[[ Exercise materials open ]]

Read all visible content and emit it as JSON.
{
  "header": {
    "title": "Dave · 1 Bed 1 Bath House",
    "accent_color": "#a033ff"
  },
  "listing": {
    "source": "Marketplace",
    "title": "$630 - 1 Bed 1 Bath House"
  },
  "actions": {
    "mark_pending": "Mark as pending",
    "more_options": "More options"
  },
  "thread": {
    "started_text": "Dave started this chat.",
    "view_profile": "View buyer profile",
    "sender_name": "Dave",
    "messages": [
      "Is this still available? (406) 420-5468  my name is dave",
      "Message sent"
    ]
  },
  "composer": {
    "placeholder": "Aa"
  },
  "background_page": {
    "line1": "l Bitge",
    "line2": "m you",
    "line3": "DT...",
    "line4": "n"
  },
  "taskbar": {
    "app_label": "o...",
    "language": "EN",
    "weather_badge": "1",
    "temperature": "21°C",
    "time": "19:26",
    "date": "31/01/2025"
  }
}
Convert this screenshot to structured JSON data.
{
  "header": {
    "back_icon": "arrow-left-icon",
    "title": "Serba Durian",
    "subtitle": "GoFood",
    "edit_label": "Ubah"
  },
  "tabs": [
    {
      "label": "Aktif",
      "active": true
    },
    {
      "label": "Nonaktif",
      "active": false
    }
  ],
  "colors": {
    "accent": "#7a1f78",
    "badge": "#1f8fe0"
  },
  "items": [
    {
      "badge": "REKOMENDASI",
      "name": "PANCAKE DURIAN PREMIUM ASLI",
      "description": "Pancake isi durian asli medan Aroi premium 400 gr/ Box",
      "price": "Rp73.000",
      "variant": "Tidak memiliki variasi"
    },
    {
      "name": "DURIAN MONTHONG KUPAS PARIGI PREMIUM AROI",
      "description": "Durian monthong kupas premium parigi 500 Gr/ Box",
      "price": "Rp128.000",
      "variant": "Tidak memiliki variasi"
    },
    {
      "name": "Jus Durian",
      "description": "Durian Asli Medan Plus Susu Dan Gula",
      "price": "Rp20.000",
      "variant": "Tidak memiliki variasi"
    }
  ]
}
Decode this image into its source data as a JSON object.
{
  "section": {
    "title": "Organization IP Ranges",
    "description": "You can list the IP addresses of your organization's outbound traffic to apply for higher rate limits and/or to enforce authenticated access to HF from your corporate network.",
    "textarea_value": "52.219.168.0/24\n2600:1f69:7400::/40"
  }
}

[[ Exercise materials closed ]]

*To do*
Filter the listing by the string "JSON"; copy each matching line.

*Answer to this problem*
Read all visible content and emit it as JSON.
Convert this screenshot to structured JSON data.
Decode this image into its source data as a JSON object.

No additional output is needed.